Winning the Awards cost $$$$
In some ways you have to buy yourself into award-consideration. Award campaigning began in the ‘60s.
- Awards campaigns are not cheap — campaign budgets can run $24 million per film. Mailing DVD screeners to the Academy’s 6,000-plus members plus all the other awards groups, advertising in trade publications, attending festivals, hosting private screening events and conducting media tours are only the beginning.
- Without the studio’s support during awards-season, films will most likely go nowhere during the awards process (private screenings, setting up junket interviews, red carpet invites).
- But spending all those $$$ doesn’t guarantee awards … it only secures a chance to be considered.
Examples: I receive over 100 screeners in November & December – and I don’t get to watch every single one of them. It becomes like triage at a hospital for me. I look at what buzz is happening in the film community, I look at films that may have directors, writers or stars that I’m drawn to … and those move to my must-see-first list.
Do the best artistic films and performances always win?
No, in some instances it can become a popularity contest or a lifetime achievement contest. Is it always objective? No, sometimes voters may cast a ballot for someone they like, or cast a ballot against someone they dislike. If any of the nominees have done anything to tick-off voters –they can become alienated and may never earn an accolade from a voting member. Sometimes voters may be drawn to a friend who is nominated or someone you like as a person (even if they don’t have the best performance). I mentioned lifetime achievement because sometimes voters may honor a long-time star for a great (but maybe not the best) performance because they’ve never won before. Examples: Max Von Sydow @ 82 yrs. old for “Extremely Loud & Incredibly Close”, Christopher Plummer @ 82 yrs. old for “Beginners”, and Hal Holbrook @ 82 yrs. old for “Into the Wild”–neither has ever won an Oscar but had earned legendary status for the amazing bodies of work. Sometimes voters will vote for these filmmakers as a “crowd fave.” Legendary actor Paul Newman acted for over 30 years before earning an Oscar, and it was opposite Tom Cruise in “The Color of Money.”
Studios Must Understand the Target Media to Engage Voters
- Today’s media landscape has changed how studios reach voting audiences.
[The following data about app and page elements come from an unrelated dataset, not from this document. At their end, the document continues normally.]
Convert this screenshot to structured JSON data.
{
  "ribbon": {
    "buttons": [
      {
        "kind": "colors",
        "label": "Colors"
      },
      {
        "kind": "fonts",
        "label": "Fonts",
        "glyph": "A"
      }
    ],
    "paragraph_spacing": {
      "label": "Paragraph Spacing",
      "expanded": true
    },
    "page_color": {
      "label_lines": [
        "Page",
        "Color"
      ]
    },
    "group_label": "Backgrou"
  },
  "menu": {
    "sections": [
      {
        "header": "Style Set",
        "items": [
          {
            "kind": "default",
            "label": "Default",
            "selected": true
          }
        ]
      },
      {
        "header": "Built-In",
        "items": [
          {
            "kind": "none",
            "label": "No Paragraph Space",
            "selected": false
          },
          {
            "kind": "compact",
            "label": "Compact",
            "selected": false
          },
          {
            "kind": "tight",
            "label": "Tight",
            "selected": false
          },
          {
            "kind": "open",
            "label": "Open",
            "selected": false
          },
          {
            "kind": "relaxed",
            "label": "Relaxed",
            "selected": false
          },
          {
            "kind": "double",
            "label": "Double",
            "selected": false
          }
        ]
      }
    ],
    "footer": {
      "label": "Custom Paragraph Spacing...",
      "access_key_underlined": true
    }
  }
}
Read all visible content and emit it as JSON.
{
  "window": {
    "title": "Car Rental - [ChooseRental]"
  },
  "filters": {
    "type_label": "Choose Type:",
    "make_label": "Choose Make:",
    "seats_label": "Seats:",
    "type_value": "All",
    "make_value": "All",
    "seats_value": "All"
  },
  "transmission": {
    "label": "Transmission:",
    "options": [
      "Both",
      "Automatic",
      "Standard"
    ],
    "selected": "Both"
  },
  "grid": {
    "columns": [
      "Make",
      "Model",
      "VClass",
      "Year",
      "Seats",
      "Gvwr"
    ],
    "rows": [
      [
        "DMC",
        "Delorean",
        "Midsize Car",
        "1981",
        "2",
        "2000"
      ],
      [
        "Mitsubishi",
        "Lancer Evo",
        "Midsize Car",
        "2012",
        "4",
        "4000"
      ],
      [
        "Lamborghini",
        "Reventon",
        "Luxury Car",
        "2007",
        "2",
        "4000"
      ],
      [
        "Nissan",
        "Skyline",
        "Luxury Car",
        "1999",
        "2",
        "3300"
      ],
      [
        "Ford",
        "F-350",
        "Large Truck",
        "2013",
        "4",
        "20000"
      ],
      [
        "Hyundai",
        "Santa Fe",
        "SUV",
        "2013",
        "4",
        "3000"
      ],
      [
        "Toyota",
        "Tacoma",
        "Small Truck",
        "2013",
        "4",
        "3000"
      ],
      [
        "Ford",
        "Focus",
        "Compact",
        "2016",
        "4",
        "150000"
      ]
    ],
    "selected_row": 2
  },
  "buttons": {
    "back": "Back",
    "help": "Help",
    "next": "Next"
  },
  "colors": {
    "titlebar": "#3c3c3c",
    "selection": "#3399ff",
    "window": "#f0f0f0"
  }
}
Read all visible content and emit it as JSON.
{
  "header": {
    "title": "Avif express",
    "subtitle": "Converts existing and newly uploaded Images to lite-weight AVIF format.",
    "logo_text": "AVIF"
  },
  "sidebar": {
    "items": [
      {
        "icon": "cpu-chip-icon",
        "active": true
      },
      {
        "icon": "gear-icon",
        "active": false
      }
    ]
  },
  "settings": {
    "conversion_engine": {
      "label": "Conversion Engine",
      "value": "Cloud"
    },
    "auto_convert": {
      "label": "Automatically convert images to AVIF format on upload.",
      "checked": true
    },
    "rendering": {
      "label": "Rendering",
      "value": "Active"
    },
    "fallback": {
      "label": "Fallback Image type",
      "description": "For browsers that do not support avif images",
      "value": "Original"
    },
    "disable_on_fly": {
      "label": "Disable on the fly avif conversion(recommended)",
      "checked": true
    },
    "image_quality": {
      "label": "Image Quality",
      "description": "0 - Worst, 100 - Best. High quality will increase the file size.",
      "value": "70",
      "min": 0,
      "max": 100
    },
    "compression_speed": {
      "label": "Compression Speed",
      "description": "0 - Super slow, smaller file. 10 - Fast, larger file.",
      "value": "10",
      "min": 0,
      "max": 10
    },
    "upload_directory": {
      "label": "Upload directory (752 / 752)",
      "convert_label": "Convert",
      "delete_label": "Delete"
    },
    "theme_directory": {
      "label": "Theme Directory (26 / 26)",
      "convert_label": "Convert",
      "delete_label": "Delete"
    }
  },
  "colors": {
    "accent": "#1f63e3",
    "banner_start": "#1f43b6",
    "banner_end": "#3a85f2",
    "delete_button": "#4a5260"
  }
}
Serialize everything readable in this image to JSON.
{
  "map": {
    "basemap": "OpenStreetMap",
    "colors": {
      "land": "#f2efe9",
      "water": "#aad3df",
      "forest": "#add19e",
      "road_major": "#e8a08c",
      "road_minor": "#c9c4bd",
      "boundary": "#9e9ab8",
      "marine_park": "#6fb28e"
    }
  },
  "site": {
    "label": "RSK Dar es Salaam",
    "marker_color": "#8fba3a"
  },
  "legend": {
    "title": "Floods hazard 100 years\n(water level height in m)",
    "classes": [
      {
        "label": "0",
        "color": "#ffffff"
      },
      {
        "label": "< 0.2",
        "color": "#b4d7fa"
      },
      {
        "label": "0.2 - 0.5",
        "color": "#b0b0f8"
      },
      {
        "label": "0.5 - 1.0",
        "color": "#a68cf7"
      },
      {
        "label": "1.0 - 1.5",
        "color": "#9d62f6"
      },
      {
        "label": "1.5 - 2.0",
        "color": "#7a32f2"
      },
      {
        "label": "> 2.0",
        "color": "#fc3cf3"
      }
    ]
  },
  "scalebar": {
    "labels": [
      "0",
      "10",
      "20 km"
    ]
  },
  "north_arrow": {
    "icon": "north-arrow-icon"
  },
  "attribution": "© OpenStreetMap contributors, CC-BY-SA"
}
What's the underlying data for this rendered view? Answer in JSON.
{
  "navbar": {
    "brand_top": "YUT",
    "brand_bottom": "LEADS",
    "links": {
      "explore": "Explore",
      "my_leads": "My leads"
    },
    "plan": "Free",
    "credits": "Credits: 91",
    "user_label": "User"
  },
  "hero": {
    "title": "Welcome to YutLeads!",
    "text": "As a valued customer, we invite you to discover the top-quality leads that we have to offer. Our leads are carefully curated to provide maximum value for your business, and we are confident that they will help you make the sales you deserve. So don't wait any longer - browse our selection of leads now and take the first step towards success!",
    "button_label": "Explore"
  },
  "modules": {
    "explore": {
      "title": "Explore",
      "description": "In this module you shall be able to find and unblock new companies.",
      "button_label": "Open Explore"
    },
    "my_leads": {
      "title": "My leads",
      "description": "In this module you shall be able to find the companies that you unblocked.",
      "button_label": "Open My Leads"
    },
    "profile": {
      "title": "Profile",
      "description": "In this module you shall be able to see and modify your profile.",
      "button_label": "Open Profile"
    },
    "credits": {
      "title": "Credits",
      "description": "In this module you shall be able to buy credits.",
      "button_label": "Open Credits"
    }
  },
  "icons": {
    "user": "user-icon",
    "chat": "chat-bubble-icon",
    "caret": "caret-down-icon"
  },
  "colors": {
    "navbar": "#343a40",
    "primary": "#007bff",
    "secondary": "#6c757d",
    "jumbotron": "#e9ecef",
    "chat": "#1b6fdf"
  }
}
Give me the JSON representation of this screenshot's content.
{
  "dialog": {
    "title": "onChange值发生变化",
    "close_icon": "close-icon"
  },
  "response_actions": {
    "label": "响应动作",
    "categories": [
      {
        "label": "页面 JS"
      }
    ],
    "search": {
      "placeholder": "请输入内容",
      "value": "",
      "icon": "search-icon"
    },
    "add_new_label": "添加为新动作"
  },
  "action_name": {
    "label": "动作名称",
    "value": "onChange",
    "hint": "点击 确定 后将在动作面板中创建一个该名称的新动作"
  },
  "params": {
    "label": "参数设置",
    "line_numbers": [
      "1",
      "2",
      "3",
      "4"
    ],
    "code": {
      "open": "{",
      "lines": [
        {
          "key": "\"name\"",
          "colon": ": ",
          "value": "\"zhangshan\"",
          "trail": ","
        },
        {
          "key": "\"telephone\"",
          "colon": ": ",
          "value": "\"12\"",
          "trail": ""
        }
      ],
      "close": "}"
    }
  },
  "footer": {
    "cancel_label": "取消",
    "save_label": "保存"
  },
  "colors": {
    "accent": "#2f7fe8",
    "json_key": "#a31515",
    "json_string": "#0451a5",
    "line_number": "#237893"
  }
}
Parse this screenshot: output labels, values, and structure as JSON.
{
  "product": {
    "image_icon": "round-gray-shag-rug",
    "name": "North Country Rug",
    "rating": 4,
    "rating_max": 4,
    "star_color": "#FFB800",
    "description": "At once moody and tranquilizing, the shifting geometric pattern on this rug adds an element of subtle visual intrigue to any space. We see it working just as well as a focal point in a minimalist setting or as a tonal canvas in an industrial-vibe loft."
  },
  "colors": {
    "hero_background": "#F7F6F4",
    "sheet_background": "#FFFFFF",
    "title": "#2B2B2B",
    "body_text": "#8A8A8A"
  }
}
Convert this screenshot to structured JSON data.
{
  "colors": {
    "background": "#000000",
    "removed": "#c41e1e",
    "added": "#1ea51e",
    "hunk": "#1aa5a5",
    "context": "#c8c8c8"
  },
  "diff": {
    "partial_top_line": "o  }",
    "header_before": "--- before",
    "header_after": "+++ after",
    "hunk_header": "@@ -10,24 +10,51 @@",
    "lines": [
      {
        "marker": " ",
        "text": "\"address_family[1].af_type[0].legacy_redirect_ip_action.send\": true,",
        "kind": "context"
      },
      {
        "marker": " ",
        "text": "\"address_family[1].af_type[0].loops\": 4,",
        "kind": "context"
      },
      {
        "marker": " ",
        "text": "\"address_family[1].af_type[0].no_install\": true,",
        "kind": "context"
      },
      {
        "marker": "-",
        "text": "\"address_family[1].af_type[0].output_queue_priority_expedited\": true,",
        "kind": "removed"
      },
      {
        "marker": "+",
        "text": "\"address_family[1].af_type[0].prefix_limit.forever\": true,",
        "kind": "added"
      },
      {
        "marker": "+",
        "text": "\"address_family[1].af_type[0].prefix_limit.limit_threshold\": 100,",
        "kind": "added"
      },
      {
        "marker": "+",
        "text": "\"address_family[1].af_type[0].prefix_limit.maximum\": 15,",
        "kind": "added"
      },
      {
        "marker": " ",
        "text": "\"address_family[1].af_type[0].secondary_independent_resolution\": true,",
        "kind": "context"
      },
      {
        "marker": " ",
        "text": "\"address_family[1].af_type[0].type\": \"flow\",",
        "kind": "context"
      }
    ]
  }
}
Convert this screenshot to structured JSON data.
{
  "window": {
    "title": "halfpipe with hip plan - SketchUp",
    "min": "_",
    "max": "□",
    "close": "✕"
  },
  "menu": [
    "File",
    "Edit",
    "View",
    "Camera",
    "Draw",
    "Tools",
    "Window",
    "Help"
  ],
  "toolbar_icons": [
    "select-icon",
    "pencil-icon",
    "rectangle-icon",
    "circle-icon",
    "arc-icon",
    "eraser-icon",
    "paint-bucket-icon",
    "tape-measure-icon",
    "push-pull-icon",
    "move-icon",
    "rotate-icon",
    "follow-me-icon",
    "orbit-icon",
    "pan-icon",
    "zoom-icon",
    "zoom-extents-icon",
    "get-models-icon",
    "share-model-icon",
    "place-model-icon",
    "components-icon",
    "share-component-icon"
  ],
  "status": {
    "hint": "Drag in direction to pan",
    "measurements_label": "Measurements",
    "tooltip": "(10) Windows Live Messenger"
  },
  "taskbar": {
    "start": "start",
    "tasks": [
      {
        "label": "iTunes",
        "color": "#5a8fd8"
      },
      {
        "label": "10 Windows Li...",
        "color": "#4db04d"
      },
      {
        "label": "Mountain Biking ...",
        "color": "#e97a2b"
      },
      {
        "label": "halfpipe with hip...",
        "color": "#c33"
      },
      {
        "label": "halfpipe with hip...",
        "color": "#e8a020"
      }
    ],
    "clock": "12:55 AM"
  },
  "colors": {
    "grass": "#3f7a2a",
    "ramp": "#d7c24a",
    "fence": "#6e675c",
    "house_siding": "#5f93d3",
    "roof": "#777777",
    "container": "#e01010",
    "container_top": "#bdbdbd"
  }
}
In the 1980s, television was the key public influencer, whereas now the media is more spread out, requiring a broader reach.
- Hollywood has discovered that the Internet and social media are the most import resources for the studios to create an audience buzz on their films. It also allows the general public and the critics to connect and dialogue in a way that is starting to really impact the industry. When you have that dialogue and discussion between those two – box office blockbusters can become part of the equation within awards-circles.
Although those conversations may spark interest in voters, at this point, it is still up to the studios to make the final push. Studios still haven’t quite figured out the perfect way to use social media as a magic bullet in award-season marketing to voters.
- Instead traditional marketing avenues like print, television and even billboard advertising play a much larger role in award campaigning (especially in Los Angeles and New York). It is very common to see this in trade publications targeted to voters.
So why do awards and film fest matter … the bottom line … $$$$$